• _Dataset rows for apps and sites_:

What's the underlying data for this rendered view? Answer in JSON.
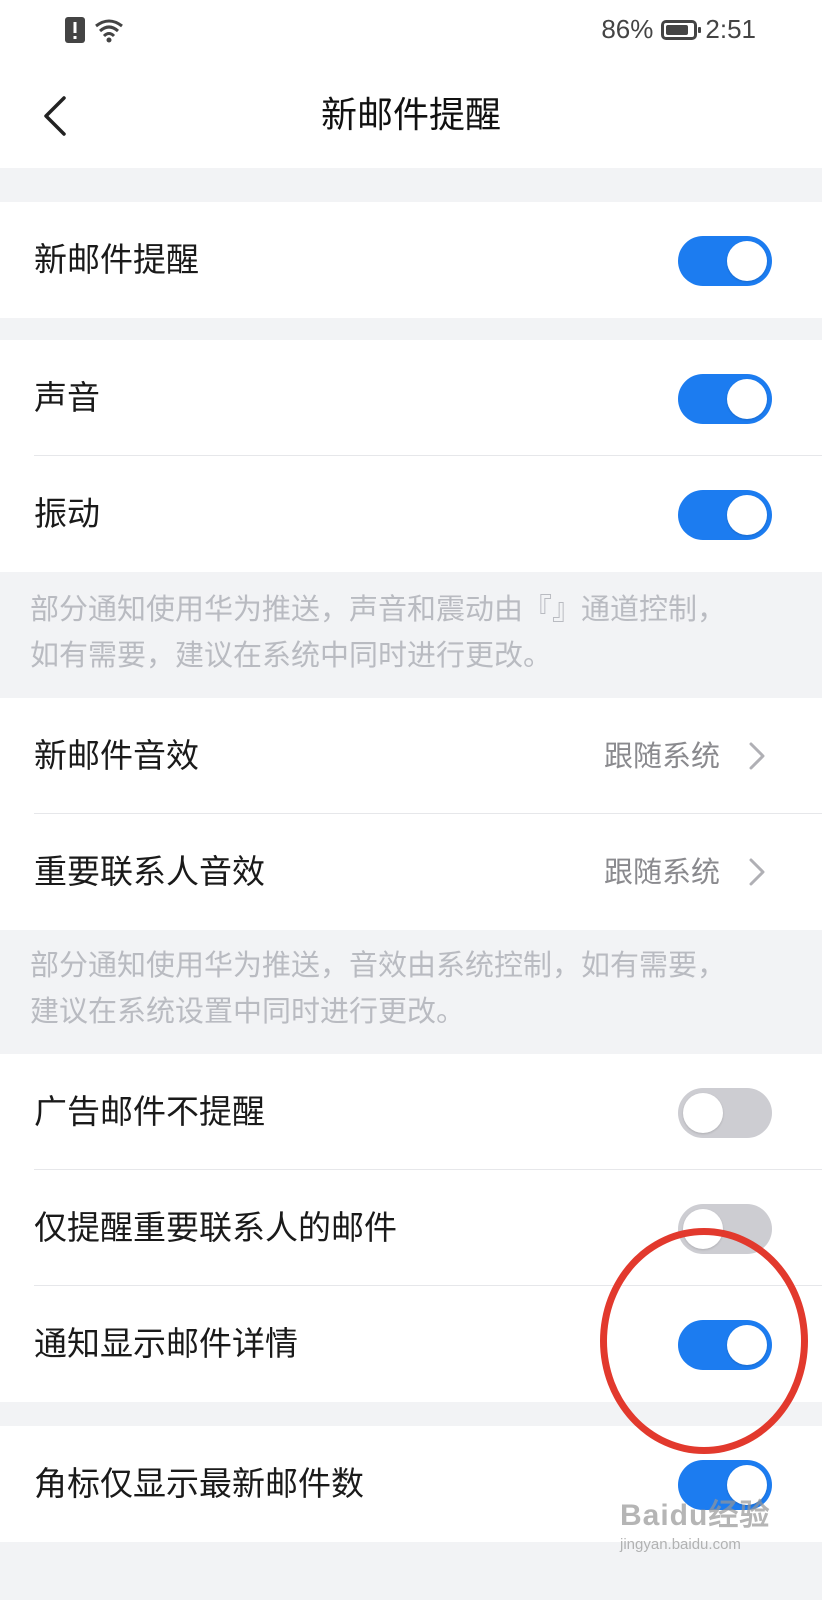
{
  "status_bar": {
    "battery": "86%",
    "time": "2:51",
    "battery_level": 0.86,
    "icons": [
      "alert-icon",
      "wifi-icon"
    ]
  },
  "header": {
    "title": "新邮件提醒",
    "back_icon": "chevron-left-icon"
  },
  "colors": {
    "accent": "#1c7cf0",
    "toggle_off": "#cdcdd2",
    "background": "#f2f3f5",
    "annotation": "#e2392d"
  },
  "sections": {
    "main": {
      "new_mail_alert": {
        "label": "新邮件提醒",
        "on": true
      }
    },
    "sound_vibration": {
      "sound": {
        "label": "声音",
        "on": true
      },
      "vibration": {
        "label": "振动",
        "on": true
      },
      "note": "部分通知使用华为推送，声音和震动由『』通道控制，如有需要，建议在系统中同时进行更改。"
    },
    "sound_effects": {
      "new_mail_sound": {
        "label": "新邮件音效",
        "value": "跟随系统"
      },
      "vip_sound": {
        "label": "重要联系人音效",
        "value": "跟随系统"
      },
      "note": "部分通知使用华为推送，音效由系统控制，如有需要，建议在系统设置中同时进行更改。"
    },
    "filters": {
      "ad_mail_no_alert": {
        "label": "广告邮件不提醒",
        "on": false
      },
      "vip_only": {
        "label": "仅提醒重要联系人的邮件",
        "on": false
      },
      "show_details": {
        "label": "通知显示邮件详情",
        "on": true
      }
    },
    "badge": {
      "badge_latest_only": {
        "label": "角标仅显示最新邮件数",
        "on": true
      }
    }
  },
  "watermark": {
    "main": "Baidu经验",
    "sub": "jingyan.baidu.com"
  }
}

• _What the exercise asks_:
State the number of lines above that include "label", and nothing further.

• _The answer_:
9